→ Your objective: The required result is one figure, the count of lines below with the string "外功攻击" in them.

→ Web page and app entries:

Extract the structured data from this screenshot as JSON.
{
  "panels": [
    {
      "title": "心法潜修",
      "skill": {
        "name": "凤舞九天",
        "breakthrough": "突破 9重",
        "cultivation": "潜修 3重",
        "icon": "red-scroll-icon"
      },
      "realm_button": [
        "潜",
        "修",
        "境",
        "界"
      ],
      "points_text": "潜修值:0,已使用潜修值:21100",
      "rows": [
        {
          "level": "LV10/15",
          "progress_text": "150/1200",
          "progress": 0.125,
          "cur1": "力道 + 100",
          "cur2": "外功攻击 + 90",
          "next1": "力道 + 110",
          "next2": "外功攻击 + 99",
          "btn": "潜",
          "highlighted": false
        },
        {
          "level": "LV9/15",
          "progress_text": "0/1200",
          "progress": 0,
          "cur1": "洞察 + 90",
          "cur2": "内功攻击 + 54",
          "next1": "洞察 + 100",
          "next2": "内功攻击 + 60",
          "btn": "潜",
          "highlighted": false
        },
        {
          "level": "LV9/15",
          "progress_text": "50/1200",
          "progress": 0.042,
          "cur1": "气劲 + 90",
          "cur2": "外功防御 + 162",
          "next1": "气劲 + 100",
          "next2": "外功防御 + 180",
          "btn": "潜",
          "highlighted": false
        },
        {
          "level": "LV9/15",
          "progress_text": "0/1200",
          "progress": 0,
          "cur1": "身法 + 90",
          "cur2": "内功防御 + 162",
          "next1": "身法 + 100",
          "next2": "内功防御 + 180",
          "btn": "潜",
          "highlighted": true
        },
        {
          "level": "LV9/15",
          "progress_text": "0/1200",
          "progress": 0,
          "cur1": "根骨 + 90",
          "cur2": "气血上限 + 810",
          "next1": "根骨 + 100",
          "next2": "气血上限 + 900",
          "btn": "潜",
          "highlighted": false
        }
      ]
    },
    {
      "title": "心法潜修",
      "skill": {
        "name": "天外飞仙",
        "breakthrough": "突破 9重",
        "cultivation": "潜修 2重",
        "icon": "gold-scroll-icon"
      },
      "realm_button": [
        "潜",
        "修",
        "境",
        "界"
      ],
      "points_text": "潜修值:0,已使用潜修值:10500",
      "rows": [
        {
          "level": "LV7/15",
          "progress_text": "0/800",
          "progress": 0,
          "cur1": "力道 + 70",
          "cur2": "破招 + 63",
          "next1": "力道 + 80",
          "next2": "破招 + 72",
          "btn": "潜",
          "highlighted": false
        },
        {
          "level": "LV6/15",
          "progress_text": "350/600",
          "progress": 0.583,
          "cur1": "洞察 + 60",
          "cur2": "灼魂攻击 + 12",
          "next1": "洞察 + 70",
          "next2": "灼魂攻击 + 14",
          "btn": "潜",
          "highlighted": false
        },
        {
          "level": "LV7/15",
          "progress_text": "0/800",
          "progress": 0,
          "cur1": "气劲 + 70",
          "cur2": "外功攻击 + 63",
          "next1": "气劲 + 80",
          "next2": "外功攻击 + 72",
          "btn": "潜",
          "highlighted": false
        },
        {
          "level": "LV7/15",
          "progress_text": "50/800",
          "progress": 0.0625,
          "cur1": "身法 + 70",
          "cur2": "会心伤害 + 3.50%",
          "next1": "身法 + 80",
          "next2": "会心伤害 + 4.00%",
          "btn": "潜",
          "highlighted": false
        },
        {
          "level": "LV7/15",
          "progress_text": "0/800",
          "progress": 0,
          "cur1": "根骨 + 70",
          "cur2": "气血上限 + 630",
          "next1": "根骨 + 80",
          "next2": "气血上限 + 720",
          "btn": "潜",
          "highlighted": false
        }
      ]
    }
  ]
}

→ Answer to this problem: 4